Videogames dominate the entertainment industry because they necessitate interaction, transforming spectators into players. This interaction has assumed multiple forms. Miguel Mira explores how motion as a means of interaction seems to have found a home as an integral part of virtual reality.
The internet presents a maelstrom of misinformation when it comes to ancient medicine. In this blog, Glyn debunks a claim about an important ancient medical author: Galen. He examines several older biological texts to refute that Galen was the first to use examination of the pulse in diagnosis.
There are many novels in danger of being forgotten. In this blog, Carmen Van den Bergh sheds light on one of these endangered books: Quartiere Vittoria (1936) by the Italian writer Ugo Dèttore. Van den Bergh will re-vitalize this book by positioning it in the context of European Modernism.
Even though we mostly sleep through it, the night is an important space-time for different communities to get together, to remember and share experiences. As a PhD Candidate for the NITE project, Seger Kersbergen rediscovers the centrality of the night for Cape Verdeans in Rotterdam through music.
Francianne dos Santos Velho shares her experiences as a research assistant in the HERA project Night Spaces: Migration, Culture and Integration in Europe. She directed the documentary MUNGANGA (2022), which connects with her PhD project on migrant workers in Brazil and the Netherlands.
‘One person can’t feel all this at once, they’d explode’. Hermione Granger is met with disbelief, after explaining a friend’s many emotions. Her snappy retort: ‘Just because you’ve got the emotional range of a teaspoon, doesn’t mean we all have’. But how (by Merlin’s beard) can she explain all this?
Looi van Kessel is one of the recipients of a JEDI grant to promote diversity and inclusion in education. In this blog post he will discuss his plans for a course that teaches students to organize public events around D&I topics.
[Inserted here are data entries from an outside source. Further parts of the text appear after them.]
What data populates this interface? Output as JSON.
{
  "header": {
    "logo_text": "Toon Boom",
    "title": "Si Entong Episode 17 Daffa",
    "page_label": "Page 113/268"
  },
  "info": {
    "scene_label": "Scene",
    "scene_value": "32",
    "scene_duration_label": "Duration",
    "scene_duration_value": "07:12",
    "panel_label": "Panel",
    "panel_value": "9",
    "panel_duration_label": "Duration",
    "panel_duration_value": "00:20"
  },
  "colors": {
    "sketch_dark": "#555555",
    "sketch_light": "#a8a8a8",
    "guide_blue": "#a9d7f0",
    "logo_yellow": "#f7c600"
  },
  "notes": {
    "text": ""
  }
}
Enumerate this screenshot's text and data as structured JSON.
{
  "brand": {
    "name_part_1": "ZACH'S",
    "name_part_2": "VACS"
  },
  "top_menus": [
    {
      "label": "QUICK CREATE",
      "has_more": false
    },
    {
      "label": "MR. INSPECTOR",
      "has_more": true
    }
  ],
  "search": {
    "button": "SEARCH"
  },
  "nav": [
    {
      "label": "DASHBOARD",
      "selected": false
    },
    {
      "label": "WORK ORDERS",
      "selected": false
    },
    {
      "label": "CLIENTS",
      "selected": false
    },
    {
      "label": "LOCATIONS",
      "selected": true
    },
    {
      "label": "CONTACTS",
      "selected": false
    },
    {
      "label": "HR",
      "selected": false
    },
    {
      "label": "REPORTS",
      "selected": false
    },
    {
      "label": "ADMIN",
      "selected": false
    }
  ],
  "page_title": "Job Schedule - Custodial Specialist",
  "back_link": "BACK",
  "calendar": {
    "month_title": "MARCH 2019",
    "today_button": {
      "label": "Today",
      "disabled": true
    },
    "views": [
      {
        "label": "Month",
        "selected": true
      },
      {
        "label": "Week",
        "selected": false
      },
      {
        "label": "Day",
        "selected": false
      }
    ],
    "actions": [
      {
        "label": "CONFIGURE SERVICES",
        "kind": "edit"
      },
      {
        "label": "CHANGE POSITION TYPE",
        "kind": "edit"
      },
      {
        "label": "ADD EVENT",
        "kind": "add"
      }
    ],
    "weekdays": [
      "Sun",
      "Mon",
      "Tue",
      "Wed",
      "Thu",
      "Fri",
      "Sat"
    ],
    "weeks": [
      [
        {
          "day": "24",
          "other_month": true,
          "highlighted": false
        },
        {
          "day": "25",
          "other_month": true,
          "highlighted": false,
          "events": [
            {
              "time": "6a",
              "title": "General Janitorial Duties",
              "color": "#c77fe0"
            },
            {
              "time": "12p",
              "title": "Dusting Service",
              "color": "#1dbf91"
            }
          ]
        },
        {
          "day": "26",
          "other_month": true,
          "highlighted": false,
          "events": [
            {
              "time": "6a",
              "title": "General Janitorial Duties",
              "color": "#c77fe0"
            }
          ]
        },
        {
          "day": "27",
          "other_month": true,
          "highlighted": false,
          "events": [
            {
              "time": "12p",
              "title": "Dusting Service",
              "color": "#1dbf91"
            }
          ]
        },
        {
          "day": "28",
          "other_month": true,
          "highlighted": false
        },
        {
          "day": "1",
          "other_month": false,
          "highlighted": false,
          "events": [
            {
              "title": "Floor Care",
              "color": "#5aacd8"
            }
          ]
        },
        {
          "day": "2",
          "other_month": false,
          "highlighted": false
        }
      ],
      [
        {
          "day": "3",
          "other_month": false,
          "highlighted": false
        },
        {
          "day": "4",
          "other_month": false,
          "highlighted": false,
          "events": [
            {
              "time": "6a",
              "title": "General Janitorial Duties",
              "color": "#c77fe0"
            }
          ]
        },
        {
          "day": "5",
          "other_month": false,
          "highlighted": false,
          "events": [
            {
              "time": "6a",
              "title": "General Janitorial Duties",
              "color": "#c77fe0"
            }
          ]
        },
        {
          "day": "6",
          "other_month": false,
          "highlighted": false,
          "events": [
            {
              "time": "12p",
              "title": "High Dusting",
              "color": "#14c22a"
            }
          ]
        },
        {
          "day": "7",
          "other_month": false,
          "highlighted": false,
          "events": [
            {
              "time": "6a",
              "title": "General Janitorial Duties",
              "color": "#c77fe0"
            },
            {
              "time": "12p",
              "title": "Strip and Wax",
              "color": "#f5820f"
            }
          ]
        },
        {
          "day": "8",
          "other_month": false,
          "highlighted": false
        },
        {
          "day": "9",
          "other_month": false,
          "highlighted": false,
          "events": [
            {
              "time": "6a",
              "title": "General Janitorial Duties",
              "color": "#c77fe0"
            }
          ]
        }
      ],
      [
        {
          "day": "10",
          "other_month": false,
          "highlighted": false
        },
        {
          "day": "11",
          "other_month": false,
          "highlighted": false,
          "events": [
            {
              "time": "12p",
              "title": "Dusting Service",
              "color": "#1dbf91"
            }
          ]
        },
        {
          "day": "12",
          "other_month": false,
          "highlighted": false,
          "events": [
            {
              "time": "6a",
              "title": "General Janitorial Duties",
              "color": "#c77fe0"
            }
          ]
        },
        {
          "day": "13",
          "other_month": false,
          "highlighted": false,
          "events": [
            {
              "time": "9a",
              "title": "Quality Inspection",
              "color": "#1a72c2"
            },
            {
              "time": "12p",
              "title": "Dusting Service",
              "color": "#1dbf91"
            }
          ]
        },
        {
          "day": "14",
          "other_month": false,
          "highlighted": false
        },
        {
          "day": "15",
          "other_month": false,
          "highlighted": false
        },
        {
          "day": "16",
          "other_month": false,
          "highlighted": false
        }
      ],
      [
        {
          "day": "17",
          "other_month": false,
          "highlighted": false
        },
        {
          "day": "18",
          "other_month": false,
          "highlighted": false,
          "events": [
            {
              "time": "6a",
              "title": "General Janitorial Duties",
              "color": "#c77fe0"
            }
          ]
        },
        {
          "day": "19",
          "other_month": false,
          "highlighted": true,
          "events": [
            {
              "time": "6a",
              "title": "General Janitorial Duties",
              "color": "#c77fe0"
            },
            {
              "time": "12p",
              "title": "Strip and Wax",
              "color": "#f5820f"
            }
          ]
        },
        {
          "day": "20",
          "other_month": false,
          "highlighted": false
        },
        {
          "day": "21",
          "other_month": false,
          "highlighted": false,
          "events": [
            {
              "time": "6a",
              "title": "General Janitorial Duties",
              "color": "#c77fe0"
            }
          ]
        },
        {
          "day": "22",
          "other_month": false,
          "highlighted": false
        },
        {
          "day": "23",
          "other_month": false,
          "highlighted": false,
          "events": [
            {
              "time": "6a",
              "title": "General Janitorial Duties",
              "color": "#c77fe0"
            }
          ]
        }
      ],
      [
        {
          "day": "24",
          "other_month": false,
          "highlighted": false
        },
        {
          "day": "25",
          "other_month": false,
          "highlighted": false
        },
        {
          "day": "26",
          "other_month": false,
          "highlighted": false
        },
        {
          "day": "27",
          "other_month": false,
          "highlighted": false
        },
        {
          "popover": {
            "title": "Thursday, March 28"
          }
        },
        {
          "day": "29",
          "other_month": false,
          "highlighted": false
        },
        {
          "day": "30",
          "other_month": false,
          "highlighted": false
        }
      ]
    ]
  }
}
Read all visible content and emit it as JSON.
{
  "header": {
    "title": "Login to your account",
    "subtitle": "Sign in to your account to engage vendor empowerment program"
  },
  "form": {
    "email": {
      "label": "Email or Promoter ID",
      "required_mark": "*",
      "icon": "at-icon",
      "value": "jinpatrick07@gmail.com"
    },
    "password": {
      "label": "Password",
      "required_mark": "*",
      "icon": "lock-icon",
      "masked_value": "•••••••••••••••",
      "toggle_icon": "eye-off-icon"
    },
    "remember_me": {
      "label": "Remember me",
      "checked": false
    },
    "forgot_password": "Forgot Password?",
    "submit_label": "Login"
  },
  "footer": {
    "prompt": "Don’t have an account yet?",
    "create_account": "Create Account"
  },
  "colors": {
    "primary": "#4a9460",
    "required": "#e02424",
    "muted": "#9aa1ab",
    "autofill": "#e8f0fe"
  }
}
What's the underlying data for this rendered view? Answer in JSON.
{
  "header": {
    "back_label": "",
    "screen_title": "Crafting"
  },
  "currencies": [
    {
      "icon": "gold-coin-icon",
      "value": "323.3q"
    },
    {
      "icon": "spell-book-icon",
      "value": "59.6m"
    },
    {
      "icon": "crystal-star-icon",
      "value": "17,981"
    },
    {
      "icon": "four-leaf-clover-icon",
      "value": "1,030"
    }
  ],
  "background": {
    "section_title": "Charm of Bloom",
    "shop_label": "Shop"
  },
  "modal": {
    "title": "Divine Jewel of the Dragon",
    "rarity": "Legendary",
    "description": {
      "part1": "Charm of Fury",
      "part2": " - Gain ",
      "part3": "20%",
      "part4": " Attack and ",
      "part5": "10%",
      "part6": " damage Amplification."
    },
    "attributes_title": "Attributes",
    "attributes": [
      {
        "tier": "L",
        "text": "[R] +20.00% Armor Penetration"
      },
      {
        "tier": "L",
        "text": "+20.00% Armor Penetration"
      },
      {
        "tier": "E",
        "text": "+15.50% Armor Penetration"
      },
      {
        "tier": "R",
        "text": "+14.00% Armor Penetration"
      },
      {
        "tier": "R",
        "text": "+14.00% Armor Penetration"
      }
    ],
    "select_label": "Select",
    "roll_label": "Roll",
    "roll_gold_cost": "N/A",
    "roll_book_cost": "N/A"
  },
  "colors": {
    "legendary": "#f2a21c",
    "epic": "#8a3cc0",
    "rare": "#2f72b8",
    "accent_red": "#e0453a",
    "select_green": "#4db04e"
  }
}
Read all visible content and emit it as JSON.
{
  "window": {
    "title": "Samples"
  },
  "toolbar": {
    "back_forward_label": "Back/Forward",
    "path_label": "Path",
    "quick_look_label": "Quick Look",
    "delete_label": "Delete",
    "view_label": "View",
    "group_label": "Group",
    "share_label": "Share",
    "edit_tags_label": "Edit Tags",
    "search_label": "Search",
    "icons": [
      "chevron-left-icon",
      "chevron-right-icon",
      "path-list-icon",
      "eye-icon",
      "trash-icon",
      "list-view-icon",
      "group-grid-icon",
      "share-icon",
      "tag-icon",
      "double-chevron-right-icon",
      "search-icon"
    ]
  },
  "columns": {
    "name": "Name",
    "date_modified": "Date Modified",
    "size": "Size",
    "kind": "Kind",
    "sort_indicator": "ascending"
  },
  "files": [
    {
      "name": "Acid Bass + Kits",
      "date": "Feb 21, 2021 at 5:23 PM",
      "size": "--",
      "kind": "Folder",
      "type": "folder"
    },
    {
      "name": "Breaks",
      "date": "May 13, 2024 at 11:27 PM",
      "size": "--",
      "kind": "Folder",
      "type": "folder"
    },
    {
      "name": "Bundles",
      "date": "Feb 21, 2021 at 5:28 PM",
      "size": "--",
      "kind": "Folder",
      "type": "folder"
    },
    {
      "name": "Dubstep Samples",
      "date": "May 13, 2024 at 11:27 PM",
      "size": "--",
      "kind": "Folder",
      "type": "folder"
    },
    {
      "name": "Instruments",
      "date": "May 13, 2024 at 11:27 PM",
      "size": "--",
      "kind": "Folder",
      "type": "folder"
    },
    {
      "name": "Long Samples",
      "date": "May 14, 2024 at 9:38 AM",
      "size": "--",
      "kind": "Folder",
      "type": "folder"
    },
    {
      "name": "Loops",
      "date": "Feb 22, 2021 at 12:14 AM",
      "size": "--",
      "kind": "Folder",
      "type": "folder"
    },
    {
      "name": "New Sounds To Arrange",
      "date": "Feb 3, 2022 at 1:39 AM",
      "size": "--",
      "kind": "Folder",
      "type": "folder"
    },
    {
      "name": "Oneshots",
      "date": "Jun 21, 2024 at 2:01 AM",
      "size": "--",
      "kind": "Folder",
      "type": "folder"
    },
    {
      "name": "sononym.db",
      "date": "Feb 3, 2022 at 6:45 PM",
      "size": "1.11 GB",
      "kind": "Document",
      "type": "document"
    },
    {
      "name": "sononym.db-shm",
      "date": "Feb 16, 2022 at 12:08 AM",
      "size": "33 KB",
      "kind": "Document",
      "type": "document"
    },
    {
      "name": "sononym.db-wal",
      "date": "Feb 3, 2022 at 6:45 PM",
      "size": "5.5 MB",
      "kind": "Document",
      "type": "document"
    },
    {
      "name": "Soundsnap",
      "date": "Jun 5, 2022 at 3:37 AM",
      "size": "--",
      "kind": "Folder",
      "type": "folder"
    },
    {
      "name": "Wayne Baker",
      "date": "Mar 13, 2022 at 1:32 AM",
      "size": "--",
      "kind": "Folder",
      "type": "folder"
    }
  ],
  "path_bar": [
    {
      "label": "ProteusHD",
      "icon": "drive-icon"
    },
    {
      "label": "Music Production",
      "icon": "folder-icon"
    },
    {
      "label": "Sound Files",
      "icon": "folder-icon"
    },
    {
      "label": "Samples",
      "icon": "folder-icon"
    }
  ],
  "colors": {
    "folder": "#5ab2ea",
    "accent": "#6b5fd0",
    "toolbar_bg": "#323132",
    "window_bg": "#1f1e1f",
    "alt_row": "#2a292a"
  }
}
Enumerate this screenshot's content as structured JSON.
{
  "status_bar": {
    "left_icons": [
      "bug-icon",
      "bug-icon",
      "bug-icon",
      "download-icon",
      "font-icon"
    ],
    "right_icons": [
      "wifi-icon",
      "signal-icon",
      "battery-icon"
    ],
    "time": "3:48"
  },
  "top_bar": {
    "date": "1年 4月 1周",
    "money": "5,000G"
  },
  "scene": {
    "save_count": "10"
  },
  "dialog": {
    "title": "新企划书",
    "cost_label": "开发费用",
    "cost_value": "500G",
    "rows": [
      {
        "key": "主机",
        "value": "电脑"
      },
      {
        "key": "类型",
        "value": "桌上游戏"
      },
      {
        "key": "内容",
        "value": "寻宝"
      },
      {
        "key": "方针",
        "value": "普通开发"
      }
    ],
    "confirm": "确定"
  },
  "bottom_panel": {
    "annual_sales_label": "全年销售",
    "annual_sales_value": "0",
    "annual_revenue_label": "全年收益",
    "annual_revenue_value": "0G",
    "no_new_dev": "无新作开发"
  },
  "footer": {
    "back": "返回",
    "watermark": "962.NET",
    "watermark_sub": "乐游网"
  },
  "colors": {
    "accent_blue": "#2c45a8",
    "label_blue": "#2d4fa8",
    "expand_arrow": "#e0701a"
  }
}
‘Did Up make you cry?’ is basically a rhetorical question. Whether it is a story about toys, robots, animals, monsters, or humans, Disney Pixar is amazingly good in leaving you in tears at the end of the movie. How does Pixar manage to make even adults cry their eyes out for animated characters?